Of course, it wont, because copyright holders won't put the content out there, for fear of copying, piracy, and the total inadequacy of any DRM scheme (if your machine can read the data, and you control the machine, then you can always make the machine record the data). He also spends a lot of time bashing P2P, probably because it accomplishes for free what his product will charge for. He also wrongly characterizes as "theft of services" when a paying ISP customer uses P2P. I don't like his attitude, needlessly referring to the Bittorrent creator as autistic, and for being on the wrong side of the net neutrality debate. Maybe because his product is of no use in a net-neutral environment. There's way too much hype, FUD and self-promotion. Compare it to blogs of legitimate companies, where there is no preaching, fact twisting, or arguing. This guy is after the venture capital and that's all.

Granted, I may just be demonstrating my own ignorance. When the first web browser "Mosaic" came out in 1994, I installed it on my 486, looked at it for a few minutes and said "this is stupid," and deleted it.


  1. Zack Walker5:32 PM

    I just went to itiva's site and downloaded the demo. Works pretty damn quick for me, and video looks good.

  2. Anonymous9:53 PM

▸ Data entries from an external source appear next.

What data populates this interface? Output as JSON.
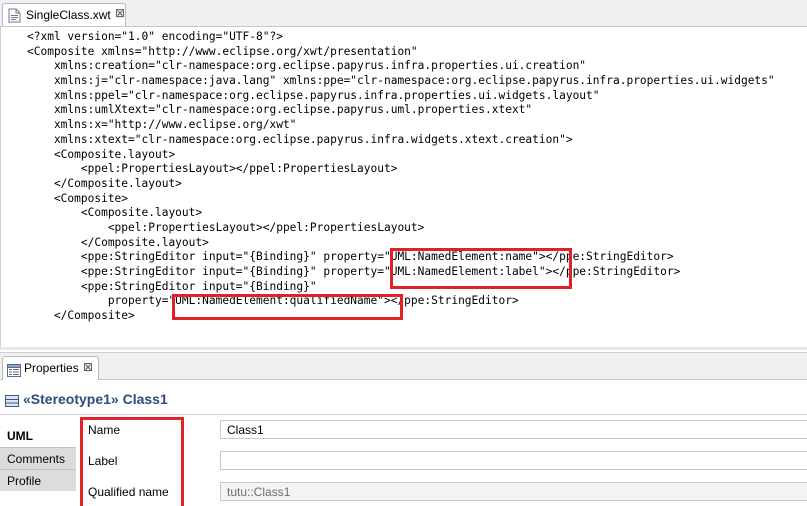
{
  "editor_tab": {
    "title": "SingleClass.xwt",
    "close": "⊠"
  },
  "code_lines": [
    "<?xml version=\"1.0\" encoding=\"UTF-8\"?>",
    "<Composite xmlns=\"http://www.eclipse.org/xwt/presentation\"",
    "    xmlns:creation=\"clr-namespace:org.eclipse.papyrus.infra.properties.ui.creation\"",
    "    xmlns:j=\"clr-namespace:java.lang\" xmlns:ppe=\"clr-namespace:org.eclipse.papyrus.infra.properties.ui.widgets\"",
    "    xmlns:ppel=\"clr-namespace:org.eclipse.papyrus.infra.properties.ui.widgets.layout\"",
    "    xmlns:umlXtext=\"clr-namespace:org.eclipse.papyrus.uml.properties.xtext\"",
    "    xmlns:x=\"http://www.eclipse.org/xwt\"",
    "    xmlns:xtext=\"clr-namespace:org.eclipse.papyrus.infra.widgets.xtext.creation\">",
    "    <Composite.layout>",
    "        <ppel:PropertiesLayout></ppel:PropertiesLayout>",
    "    </Composite.layout>",
    "    <Composite>",
    "        <Composite.layout>",
    "            <ppel:PropertiesLayout></ppel:PropertiesLayout>",
    "        </Composite.layout>",
    "        <ppe:StringEditor input=\"{Binding}\" property=\"UML:NamedElement:name\"></ppe:StringEditor>",
    "        <ppe:StringEditor input=\"{Binding}\" property=\"UML:NamedElement:label\"></ppe:StringEditor>",
    "        <ppe:StringEditor input=\"{Binding}\"",
    "            property=\"UML:NamedElement:qualifiedName\"></ppe:StringEditor>",
    "    </Composite>"
  ],
  "properties_tab": {
    "title": "Properties",
    "close": "⊠"
  },
  "element_header": {
    "title": "«Stereotype1» Class1"
  },
  "side_tabs": [
    {
      "label": "UML"
    },
    {
      "label": "Comments"
    },
    {
      "label": "Profile"
    }
  ],
  "form": {
    "fields": [
      {
        "label": "Name",
        "value": "Class1"
      },
      {
        "label": "Label",
        "value": ""
      },
      {
        "label": "Qualified name",
        "value": "tutu::Class1"
      }
    ]
  },
  "colors": {
    "highlight": "#e0202a",
    "header_text": "#2b4d7a"
  }
}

    Good is an understatement - the quality and speed was amazing! Sign me up.

  3. Anonymous2:20 PM

    BitTorrent is not without it's flaws and has a long way to go to be accepted by the general public. Here's an excellent write-up on the problems BitTorrent faces in "trying to commercialize it for the mass market".

  4. Anonymous6:40 PM

    I worked for Itiva briefly. The technology involves breaking the media data into web objects and then using private networks, proxy caches, and local storage to stream media.

    Bit torrent doesn't stream - you have to download the entire document before starting to play.

    While the technology appears solid,
    jury is out on if the company can gain enough customers to become profitable. Tough competition from Akami among others.